What once was a decaying eyesore is now a hugely successful financial engine in the Meatpacking District. The High Line, an old elevated rail bed turned world-class park, has generated $2 billion in private investment and 12,000 new jobs in the area, including 8,000 new construction jobs.
Opponents of the proposed park, with whom mayor Giuliani was sympathetic, feared it would hurt the surrounding businesses. But the opposite has happened -- in a big way.
Co-founder of Friends of the High Line Robert Hammond told the Times that this economic jumpstart exceeded even his own expectations. “We talked about a High Line district and that it would be good for the local economy,” Mr. Hammond recalled. But, he added, “we had no idea that it would happen this fast. If you had said then that 10th Avenue would be a location for some of the world’s best chefs, it would just be ludicrous.”
Now hotels and boutiques want to be as close to the park as possible, seeing as 2 million people visited the park last year.
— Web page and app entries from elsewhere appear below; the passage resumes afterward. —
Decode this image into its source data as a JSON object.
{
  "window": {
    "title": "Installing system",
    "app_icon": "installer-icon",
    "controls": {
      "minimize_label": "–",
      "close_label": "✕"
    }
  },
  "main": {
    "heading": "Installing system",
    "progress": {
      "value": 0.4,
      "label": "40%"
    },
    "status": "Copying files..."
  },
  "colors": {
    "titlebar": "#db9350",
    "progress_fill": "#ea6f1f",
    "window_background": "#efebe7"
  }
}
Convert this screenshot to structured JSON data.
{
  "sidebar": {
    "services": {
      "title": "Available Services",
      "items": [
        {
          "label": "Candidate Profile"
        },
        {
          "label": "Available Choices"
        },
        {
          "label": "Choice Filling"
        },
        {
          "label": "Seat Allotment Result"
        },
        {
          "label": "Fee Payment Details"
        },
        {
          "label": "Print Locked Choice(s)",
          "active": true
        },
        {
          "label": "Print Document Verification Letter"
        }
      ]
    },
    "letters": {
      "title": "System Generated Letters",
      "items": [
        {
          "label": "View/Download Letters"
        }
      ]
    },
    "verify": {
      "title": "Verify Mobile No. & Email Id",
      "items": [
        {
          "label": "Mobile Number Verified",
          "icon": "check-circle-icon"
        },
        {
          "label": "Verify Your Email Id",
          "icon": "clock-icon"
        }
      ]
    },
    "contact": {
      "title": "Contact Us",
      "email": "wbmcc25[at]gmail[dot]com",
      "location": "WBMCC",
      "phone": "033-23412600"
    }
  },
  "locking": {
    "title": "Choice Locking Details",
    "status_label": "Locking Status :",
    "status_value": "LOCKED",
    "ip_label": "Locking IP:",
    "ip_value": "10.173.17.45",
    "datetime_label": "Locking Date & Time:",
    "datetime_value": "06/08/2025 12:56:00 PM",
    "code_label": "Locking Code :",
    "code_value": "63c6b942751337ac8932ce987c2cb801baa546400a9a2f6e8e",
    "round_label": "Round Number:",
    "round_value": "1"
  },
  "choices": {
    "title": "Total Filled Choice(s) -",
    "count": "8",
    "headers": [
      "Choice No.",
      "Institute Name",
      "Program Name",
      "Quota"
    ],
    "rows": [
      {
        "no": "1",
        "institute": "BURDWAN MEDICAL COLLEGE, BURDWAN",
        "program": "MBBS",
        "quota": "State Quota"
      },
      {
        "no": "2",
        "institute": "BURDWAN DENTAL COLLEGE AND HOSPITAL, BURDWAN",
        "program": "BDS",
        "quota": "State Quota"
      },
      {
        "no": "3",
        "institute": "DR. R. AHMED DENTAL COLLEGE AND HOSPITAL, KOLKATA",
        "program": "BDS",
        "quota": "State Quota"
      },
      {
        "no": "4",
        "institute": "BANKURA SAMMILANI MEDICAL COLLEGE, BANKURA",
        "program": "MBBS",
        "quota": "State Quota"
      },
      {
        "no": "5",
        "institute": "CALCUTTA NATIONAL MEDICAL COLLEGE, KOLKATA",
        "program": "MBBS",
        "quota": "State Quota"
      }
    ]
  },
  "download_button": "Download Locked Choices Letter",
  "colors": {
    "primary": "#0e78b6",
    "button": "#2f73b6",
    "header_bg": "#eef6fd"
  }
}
The boost to the neighborhood certainly made up for the city's $115 million investment into the project.
"This is something I don't think anyone expected," Mayor Bloomberg said. "I don't think anyone expected this economic impact."
Phase II of the High Line extension is set to open Wednesday.